Angela Miller, a Eugene resident, marched through the streets with her 6-year-old daughter, Banjo, on her shoulders as it started to rain.
“I have three girls, and I just think it’s good for them to know that not everyone has had this freedom, but also that we don’t have a lot of freedoms right now. It could be worse, but it also could be better,” Miller said.
Miller said marching made her feel like she was a part of something.
The third-annual womxn’s march, spelled with an ‘x’ to represent intersectionality, the interconnectedness of race, class and gender as it relates to feminism, made its way through downtown Eugene on the morning of Saturday, Jan. 19.
The national women’s march started in 2017 on the eve of President Donald Trump’s inauguration as a protest against Trump’s history of misogynistic comments and actions.
This year’s march marked the lowest attendance of Eugene’s march in its three-year history.
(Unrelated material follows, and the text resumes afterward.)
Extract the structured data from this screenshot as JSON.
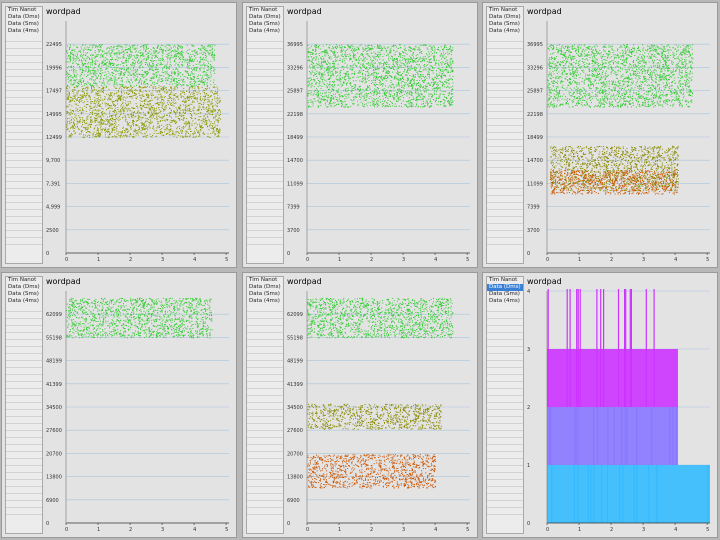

Eugene Police estimated a total of 2,000 marchers — much lower than the estimated 10,000 marchers in 2017.
The National Organization for Women’s Willamette Valley chapter organized the march with help from the Democratic Party of Lane County.
President of NOW’s Willamette Valley chapter, Monica Olsen, said her team had five weeks to plan the march and that the time constraint affected their ability to promote the event.
She also said the spelling change from ‘women’ to ‘womxn’ may have made it harder for people to hear about the march through Facebook.
Olsen said she wanted to create an environment for all women and female-identifying people to feel welcome and represented.
“Feminism can’t be feminism without intersectionality,” Olsen said. “There are certain issues that don’t extend to the white feminist. They can go around with their white privilege in society and not be targeted just because of their skin color.”
At 10 a.m., an hour-long rally began at the Wayne L. Morse federal courthouse before the march commenced with performances from Soromundi — Eugene’s Lesbian Choir, the protest-dance group Rise Dance Resist and the Raging Grannies, a protest group comprised of older women in the community.
Linda Ague, member of the Raging Grannies, said, “We’re concerned about the generation of our kids and grandkids. We don’t want them to think we didn't notice and did nothing and left them a mess.”
Olsen made remarks to the audience about the event and how the message of intersectionality is an important one.
“Oppression and social injustice cast a wide net. It is insidious and ugly and far reaching,” Olsen said. “It demands we cast an even wider net to counter and resist it’s dangerous and destructive reach.”
Eugene’s mayor, Lucy Vinis, read a statement from Congressman Peter DeFazio who was not at the event. DeFazio donated the sound system for the march so people throughout Eugene could “hear what democracy sounds like.”
Olsen said she wanted to include the voices of local women who were elected into office during the national “women’s wave.” Julie Fahey, Oregon State Representative, and Heather Buch, Lane County Commissioner, spoke at the rally.
“To me, this march isn’t just about resisting Donald Trump, it’s about building a movement where the voices of women and the minority community lead the way in this country,” Fahey said.
Senator Ron Wyden was present at the march but did not speak at the rally.
“I’m just here to make sure people know that I’m with them,” Wyden said in an interview with the Emerald.
The rally ended with a speech from Tasha Briquet, who worked in Portland to help re elect Governor Kate Brown, who spoke about the importance of intersectional feminism and representing all women in these marches.
The marchers were equipped with signs that read messages including, “Until they get it right, we march,” “We march for womxn,” “Women’s rights are human rights,” and “Empower the women around you.”
The march made its way through the streets of downtown Eugene and ended outside Whirled Pies at the corner of West 8th Avenue and Charnelton Street.
Samba Ja, a Brazilian percussion ensemble, played music at the end of the march. Attendees began to dance around the band and wave their signs in the air.
Sisters Sarah and Katie Diess, aged 14 and 19 respectively, said they came to the march with their friend Alyssa Malaw, 19, to inspire young women to use their voices and speak up.
“Women still aren’t being treated equally, economically or socially. Especially with Trump in office,” Sarah said. “We think now is the best time to stand up, speak our minds and show all the little girls out there they can be what they want to be and they can reach all their goals.”
Jenna Peden-Higgines, a Eugene resident, held a sign that read, “Girls just want to have fundamental rights.”
“It’s a play on the song, and it’s a big thing in politics today where women aren’t getting the representation they need and their bodies are restricted by the government,” Peden-Higgines said. “I’m here to show that we need to be able to have our own choices and we need to march for what we believe in.”
Olsen said that even when Trump leaves office, there will still be more work for women activists.
“We’re trying to set the tone that these women’s marches don’t always have to be about running around wearing a bunch of pink and it being all about anti-Trump,” Olsen said. “Once Trump’s gone the work is still going to be there.”